_How to complete this task_
Scan the material for the word "text" and return every matching line.

·····

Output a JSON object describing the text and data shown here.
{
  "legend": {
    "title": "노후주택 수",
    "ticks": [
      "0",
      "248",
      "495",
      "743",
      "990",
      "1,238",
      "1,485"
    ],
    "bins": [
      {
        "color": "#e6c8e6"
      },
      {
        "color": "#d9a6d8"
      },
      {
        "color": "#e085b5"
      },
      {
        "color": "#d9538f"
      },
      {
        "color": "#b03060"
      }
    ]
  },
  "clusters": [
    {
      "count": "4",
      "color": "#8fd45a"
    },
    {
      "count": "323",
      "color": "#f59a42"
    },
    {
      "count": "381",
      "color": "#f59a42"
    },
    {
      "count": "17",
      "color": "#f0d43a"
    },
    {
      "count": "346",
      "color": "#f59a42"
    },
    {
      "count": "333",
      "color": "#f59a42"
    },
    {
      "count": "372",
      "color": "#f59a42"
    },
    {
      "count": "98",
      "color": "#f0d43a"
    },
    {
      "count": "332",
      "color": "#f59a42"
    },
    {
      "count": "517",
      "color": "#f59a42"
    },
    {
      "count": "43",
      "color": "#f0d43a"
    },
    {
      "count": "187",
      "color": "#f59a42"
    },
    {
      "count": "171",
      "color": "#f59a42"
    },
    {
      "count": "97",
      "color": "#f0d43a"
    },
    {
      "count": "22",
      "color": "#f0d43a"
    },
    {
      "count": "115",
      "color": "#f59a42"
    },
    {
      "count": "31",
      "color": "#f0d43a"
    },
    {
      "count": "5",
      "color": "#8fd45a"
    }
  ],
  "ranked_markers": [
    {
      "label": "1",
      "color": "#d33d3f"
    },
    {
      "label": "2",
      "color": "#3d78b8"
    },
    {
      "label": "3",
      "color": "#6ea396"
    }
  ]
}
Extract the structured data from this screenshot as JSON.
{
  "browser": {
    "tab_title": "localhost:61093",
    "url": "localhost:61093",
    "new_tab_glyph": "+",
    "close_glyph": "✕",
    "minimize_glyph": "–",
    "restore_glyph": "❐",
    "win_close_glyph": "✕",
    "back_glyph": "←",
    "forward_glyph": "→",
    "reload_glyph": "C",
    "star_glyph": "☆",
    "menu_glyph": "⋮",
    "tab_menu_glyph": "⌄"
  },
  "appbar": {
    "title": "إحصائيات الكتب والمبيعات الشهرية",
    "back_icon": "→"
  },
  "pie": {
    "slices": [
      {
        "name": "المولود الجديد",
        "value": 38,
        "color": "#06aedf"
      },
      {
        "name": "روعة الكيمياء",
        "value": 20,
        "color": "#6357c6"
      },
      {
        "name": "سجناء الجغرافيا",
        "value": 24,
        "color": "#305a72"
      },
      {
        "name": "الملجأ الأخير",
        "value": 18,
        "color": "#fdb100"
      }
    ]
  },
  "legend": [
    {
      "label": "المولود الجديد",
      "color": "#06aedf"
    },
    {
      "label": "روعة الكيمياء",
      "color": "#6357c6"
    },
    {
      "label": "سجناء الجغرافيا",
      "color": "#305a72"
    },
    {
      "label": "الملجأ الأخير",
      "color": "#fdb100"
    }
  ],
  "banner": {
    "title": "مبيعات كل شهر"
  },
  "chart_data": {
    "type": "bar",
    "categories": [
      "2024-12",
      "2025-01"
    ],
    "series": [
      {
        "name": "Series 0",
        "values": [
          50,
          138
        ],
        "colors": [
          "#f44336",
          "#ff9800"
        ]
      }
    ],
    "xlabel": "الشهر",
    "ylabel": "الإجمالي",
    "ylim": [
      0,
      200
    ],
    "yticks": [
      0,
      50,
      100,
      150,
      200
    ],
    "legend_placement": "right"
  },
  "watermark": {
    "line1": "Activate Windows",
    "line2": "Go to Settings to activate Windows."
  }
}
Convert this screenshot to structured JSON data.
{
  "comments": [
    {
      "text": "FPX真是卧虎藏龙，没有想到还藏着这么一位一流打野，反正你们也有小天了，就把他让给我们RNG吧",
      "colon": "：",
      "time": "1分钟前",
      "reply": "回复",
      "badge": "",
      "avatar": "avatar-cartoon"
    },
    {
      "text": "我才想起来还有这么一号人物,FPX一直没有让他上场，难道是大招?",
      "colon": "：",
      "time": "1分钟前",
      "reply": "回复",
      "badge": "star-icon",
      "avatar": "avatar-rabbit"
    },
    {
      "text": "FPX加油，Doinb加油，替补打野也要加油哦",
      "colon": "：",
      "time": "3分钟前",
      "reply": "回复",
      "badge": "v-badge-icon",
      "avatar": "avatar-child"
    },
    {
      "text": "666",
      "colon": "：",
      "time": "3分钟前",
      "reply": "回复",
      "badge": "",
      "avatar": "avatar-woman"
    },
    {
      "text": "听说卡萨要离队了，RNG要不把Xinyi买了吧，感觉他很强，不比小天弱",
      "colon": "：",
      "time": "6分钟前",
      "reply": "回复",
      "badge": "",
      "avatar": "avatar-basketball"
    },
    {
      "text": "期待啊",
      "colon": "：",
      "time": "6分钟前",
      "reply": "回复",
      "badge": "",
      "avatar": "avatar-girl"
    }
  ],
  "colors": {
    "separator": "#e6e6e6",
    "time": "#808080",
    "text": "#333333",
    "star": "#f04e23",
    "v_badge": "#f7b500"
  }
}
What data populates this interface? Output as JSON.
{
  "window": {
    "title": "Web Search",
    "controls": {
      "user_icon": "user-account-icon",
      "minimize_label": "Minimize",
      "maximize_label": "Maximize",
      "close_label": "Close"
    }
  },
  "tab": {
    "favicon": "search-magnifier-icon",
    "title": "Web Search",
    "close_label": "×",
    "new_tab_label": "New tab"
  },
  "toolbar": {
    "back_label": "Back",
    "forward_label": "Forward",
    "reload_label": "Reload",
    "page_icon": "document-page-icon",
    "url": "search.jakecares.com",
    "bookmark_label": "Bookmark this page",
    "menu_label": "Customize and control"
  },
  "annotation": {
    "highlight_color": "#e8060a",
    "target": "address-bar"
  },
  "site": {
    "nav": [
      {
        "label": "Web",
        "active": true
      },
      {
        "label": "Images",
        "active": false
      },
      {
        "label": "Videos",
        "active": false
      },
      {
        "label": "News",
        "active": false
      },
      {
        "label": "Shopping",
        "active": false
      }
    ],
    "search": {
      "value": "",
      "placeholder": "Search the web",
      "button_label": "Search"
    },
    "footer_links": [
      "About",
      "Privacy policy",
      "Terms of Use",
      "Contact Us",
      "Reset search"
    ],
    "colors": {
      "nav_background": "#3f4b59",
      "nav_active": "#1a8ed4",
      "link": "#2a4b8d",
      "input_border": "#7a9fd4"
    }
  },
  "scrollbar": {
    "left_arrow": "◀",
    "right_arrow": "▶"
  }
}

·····

_Answer box_
Output a JSON object describing the text and data shown here.
      "text": "FPX真是卧虎藏龙，没有想到还藏着这么一位一流打野，反正你们也有小天了，就把他让给我们RNG吧",
      "text": "我才想起来还有这么一号人物,FPX一直没有让他上场，难道是大招?",
      "text": "FPX加油，Doinb加油，替补打野也要加油哦",
      "text": "666",
      "text": "听说卡萨要离队了，RNG要不把Xinyi买了吧，感觉他很强，不比小天弱",
      "text": "期待啊",
    "text": "#333333",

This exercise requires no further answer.